§ Records to process:
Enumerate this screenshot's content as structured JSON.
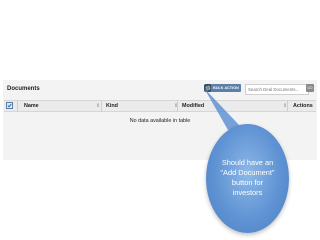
{
  "header": {
    "title": "Documents"
  },
  "toolbar": {
    "gear_icon": "gear-icon",
    "bulk_action_label": "BULK ACTION",
    "search_placeholder": "Search Deal Documents...",
    "go_label": "GO"
  },
  "table": {
    "columns": [
      {
        "label": "Name"
      },
      {
        "label": "Kind"
      },
      {
        "label": "Modified"
      },
      {
        "label": "Actions"
      }
    ],
    "empty_message": "No data available in table"
  },
  "callout": {
    "text": "Should have an \"Add Document\" button for investors",
    "color": "#5f93d3"
  }
}
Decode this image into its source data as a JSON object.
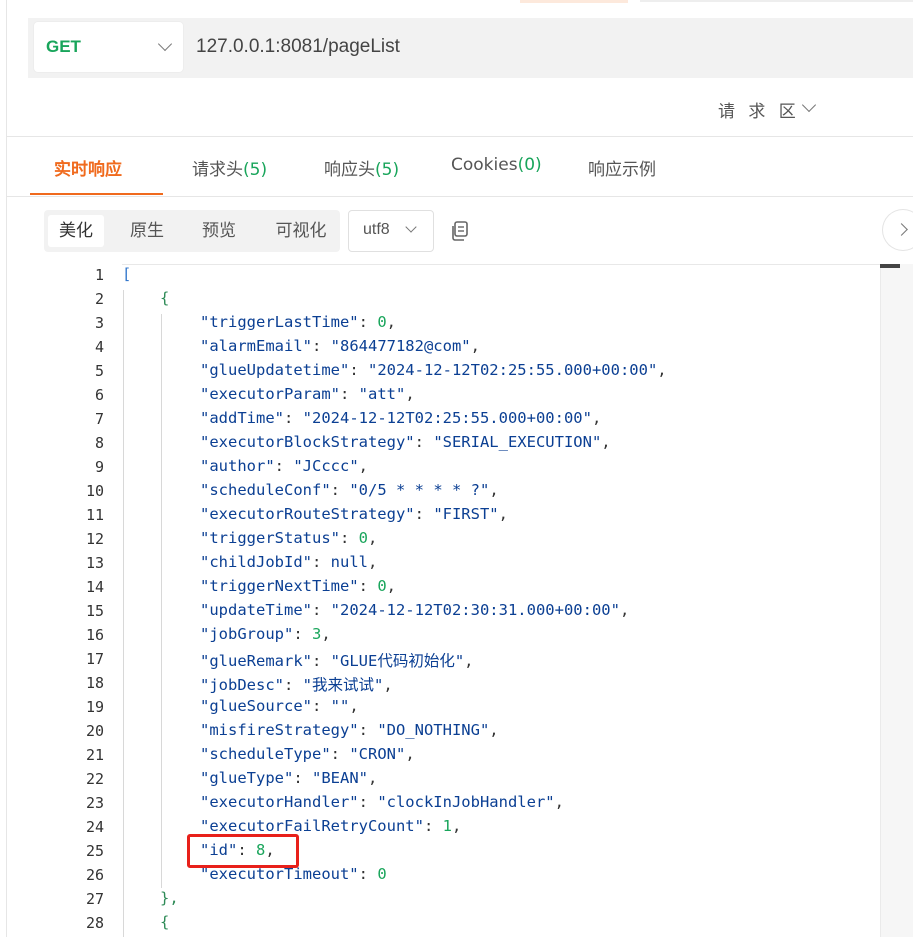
{
  "request": {
    "method": "GET",
    "url": "127.0.0.1:8081/pageList",
    "request_area_label": "请 求 区"
  },
  "response_tabs": [
    {
      "label": "实时响应",
      "count": ""
    },
    {
      "label": "请求头",
      "count": "(5)"
    },
    {
      "label": "响应头",
      "count": "(5)"
    },
    {
      "label": "Cookies",
      "count": "(0)"
    },
    {
      "label": "响应示例",
      "count": ""
    }
  ],
  "view_modes": [
    "美化",
    "原生",
    "预览",
    "可视化"
  ],
  "encoding": "utf8",
  "icons": {
    "method_dropdown": "chevron-down-icon",
    "encoding_dropdown": "chevron-down-icon",
    "request_area_toggle": "chevron-down-icon",
    "copy": "copy-icon",
    "side_panel": "chevron-right-icon"
  },
  "colors": {
    "accent": "#f06a1d",
    "method_get": "#19a55b",
    "highlight": "#e8201a"
  },
  "code_lines": [
    {
      "no": "1",
      "text": "["
    },
    {
      "no": "2",
      "text": "{"
    },
    {
      "no": "3",
      "key": "\"triggerLastTime\"",
      "val": "0",
      "type": "num",
      "comma": ","
    },
    {
      "no": "4",
      "key": "\"alarmEmail\"",
      "val": "\"864477182@com\"",
      "type": "str",
      "comma": ","
    },
    {
      "no": "5",
      "key": "\"glueUpdatetime\"",
      "val": "\"2024-12-12T02:25:55.000+00:00\"",
      "type": "str",
      "comma": ","
    },
    {
      "no": "6",
      "key": "\"executorParam\"",
      "val": "\"att\"",
      "type": "str",
      "comma": ","
    },
    {
      "no": "7",
      "key": "\"addTime\"",
      "val": "\"2024-12-12T02:25:55.000+00:00\"",
      "type": "str",
      "comma": ","
    },
    {
      "no": "8",
      "key": "\"executorBlockStrategy\"",
      "val": "\"SERIAL_EXECUTION\"",
      "type": "str",
      "comma": ","
    },
    {
      "no": "9",
      "key": "\"author\"",
      "val": "\"JCccc\"",
      "type": "str",
      "comma": ","
    },
    {
      "no": "10",
      "key": "\"scheduleConf\"",
      "val": "\"0/5 * * * * ?\"",
      "type": "str",
      "comma": ","
    },
    {
      "no": "11",
      "key": "\"executorRouteStrategy\"",
      "val": "\"FIRST\"",
      "type": "str",
      "comma": ","
    },
    {
      "no": "12",
      "key": "\"triggerStatus\"",
      "val": "0",
      "type": "num",
      "comma": ","
    },
    {
      "no": "13",
      "key": "\"childJobId\"",
      "val": "null",
      "type": "str",
      "comma": ","
    },
    {
      "no": "14",
      "key": "\"triggerNextTime\"",
      "val": "0",
      "type": "num",
      "comma": ","
    },
    {
      "no": "15",
      "key": "\"updateTime\"",
      "val": "\"2024-12-12T02:30:31.000+00:00\"",
      "type": "str",
      "comma": ","
    },
    {
      "no": "16",
      "key": "\"jobGroup\"",
      "val": "3",
      "type": "num",
      "comma": ","
    },
    {
      "no": "17",
      "key": "\"glueRemark\"",
      "val": "\"GLUE代码初始化\"",
      "type": "str",
      "comma": ","
    },
    {
      "no": "18",
      "key": "\"jobDesc\"",
      "val": "\"我来试试\"",
      "type": "str",
      "comma": ","
    },
    {
      "no": "19",
      "key": "\"glueSource\"",
      "val": "\"\"",
      "type": "str",
      "comma": ","
    },
    {
      "no": "20",
      "key": "\"misfireStrategy\"",
      "val": "\"DO_NOTHING\"",
      "type": "str",
      "comma": ","
    },
    {
      "no": "21",
      "key": "\"scheduleType\"",
      "val": "\"CRON\"",
      "type": "str",
      "comma": ","
    },
    {
      "no": "22",
      "key": "\"glueType\"",
      "val": "\"BEAN\"",
      "type": "str",
      "comma": ","
    },
    {
      "no": "23",
      "key": "\"executorHandler\"",
      "val": "\"clockInJobHandler\"",
      "type": "str",
      "comma": ","
    },
    {
      "no": "24",
      "key": "\"executorFailRetryCount\"",
      "val": "1",
      "type": "num",
      "comma": ","
    },
    {
      "no": "25",
      "key": "\"id\"",
      "val": "8",
      "type": "num",
      "comma": ","
    },
    {
      "no": "26",
      "key": "\"executorTimeout\"",
      "val": "0",
      "type": "num",
      "comma": ""
    },
    {
      "no": "27",
      "text": "},"
    },
    {
      "no": "28",
      "text": "{"
    }
  ]
}
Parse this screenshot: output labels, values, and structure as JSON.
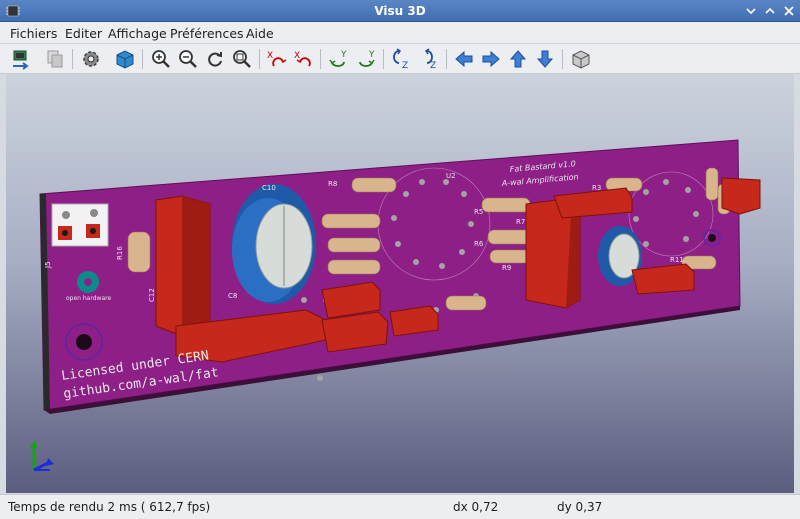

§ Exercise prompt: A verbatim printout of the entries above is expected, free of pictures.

§ Reply to the exercise:
Enumerate this screenshot's content as structured JSON.
{
  "header": {
    "title": "Documents"
  },
  "toolbar": {
    "gear_icon": "gear-icon",
    "bulk_action_label": "BULK ACTION",
    "search_placeholder": "Search Deal Documents...",
    "go_label": "GO"
  },
  "table": {
    "columns": [
      {
        "label": "Name"
      },
      {
        "label": "Kind"
      },
      {
        "label": "Modified"
      },
      {
        "label": "Actions"
      }
    ],
    "empty_message": "No data available in table"
  },
  "callout": {
    "text": "Should have an \"Add Document\" button for investors",
    "color": "#5f93d3"
  }
}
Decode this image into its source data as a JSON object.
{
  "request": {
    "method": "GET",
    "url": "127.0.0.1:8081/pageList",
    "request_area_label": "请 求 区"
  },
  "response_tabs": [
    {
      "label": "实时响应",
      "count": ""
    },
    {
      "label": "请求头",
      "count": "(5)"
    },
    {
      "label": "响应头",
      "count": "(5)"
    },
    {
      "label": "Cookies",
      "count": "(0)"
    },
    {
      "label": "响应示例",
      "count": ""
    }
  ],
  "view_modes": [
    "美化",
    "原生",
    "预览",
    "可视化"
  ],
  "encoding": "utf8",
  "icons": {
    "method_dropdown": "chevron-down-icon",
    "encoding_dropdown": "chevron-down-icon",
    "request_area_toggle": "chevron-down-icon",
    "copy": "copy-icon",
    "side_panel": "chevron-right-icon"
  },
  "colors": {
    "accent": "#f06a1d",
    "method_get": "#19a55b",
    "highlight": "#e8201a"
  },
  "code_lines": [
    {
      "no": "1",
      "text": "["
    },
    {
      "no": "2",
      "text": "{"
    },
    {
      "no": "3",
      "key": "\"triggerLastTime\"",
      "val": "0",
      "type": "num",
      "comma": ","
    },
    {
      "no": "4",
      "key": "\"alarmEmail\"",
      "val": "\"864477182@com\"",
      "type": "str",
      "comma": ","
    },
    {
      "no": "5",
      "key": "\"glueUpdatetime\"",
      "val": "\"2024-12-12T02:25:55.000+00:00\"",
      "type": "str",
      "comma": ","
    },
    {
      "no": "6",
      "key": "\"executorParam\"",
      "val": "\"att\"",
      "type": "str",
      "comma": ","
    },
    {
      "no": "7",
      "key": "\"addTime\"",
      "val": "\"2024-12-12T02:25:55.000+00:00\"",
      "type": "str",
      "comma": ","
    },
    {
      "no": "8",
      "key": "\"executorBlockStrategy\"",
      "val": "\"SERIAL_EXECUTION\"",
      "type": "str",
      "comma": ","
    },
    {
      "no": "9",
      "key": "\"author\"",
      "val": "\"JCccc\"",
      "type": "str",
      "comma": ","
    },
    {
      "no": "10",
      "key": "\"scheduleConf\"",
      "val": "\"0/5 * * * * ?\"",
      "type": "str",
      "comma": ","
    },
    {
      "no": "11",
      "key": "\"executorRouteStrategy\"",
      "val": "\"FIRST\"",
      "type": "str",
      "comma": ","
    },
    {
      "no": "12",
      "key": "\"triggerStatus\"",
      "val": "0",
      "type": "num",
      "comma": ","
    },
    {
      "no": "13",
      "key": "\"childJobId\"",
      "val": "null",
      "type": "str",
      "comma": ","
    },
    {
      "no": "14",
      "key": "\"triggerNextTime\"",
      "val": "0",
      "type": "num",
      "comma": ","
    },
    {
      "no": "15",
      "key": "\"updateTime\"",
      "val": "\"2024-12-12T02:30:31.000+00:00\"",
      "type": "str",
      "comma": ","
    },
    {
      "no": "16",
      "key": "\"jobGroup\"",
      "val": "3",
      "type": "num",
      "comma": ","
    },
    {
      "no": "17",
      "key": "\"glueRemark\"",
      "val": "\"GLUE代码初始化\"",
      "type": "str",
      "comma": ","
    },
    {
      "no": "18",
      "key": "\"jobDesc\"",
      "val": "\"我来试试\"",
      "type": "str",
      "comma": ","
    },
    {
      "no": "19",
      "key": "\"glueSource\"",
      "val": "\"\"",
      "type": "str",
      "comma": ","
    },
    {
      "no": "20",
      "key": "\"misfireStrategy\"",
      "val": "\"DO_NOTHING\"",
      "type": "str",
      "comma": ","
    },
    {
      "no": "21",
      "key": "\"scheduleType\"",
      "val": "\"CRON\"",
      "type": "str",
      "comma": ","
    },
    {
      "no": "22",
      "key": "\"glueType\"",
      "val": "\"BEAN\"",
      "type": "str",
      "comma": ","
    },
    {
      "no": "23",
      "key": "\"executorHandler\"",
      "val": "\"clockInJobHandler\"",
      "type": "str",
      "comma": ","
    },
    {
      "no": "24",
      "key": "\"executorFailRetryCount\"",
      "val": "1",
      "type": "num",
      "comma": ","
    },
    {
      "no": "25",
      "key": "\"id\"",
      "val": "8",
      "type": "num",
      "comma": ","
    },
    {
      "no": "26",
      "key": "\"executorTimeout\"",
      "val": "0",
      "type": "num",
      "comma": ""
    },
    {
      "no": "27",
      "text": "},"
    },
    {
      "no": "28",
      "text": "{"
    }
  ]
}
Parse this screenshot: output labels, values, and structure as JSON.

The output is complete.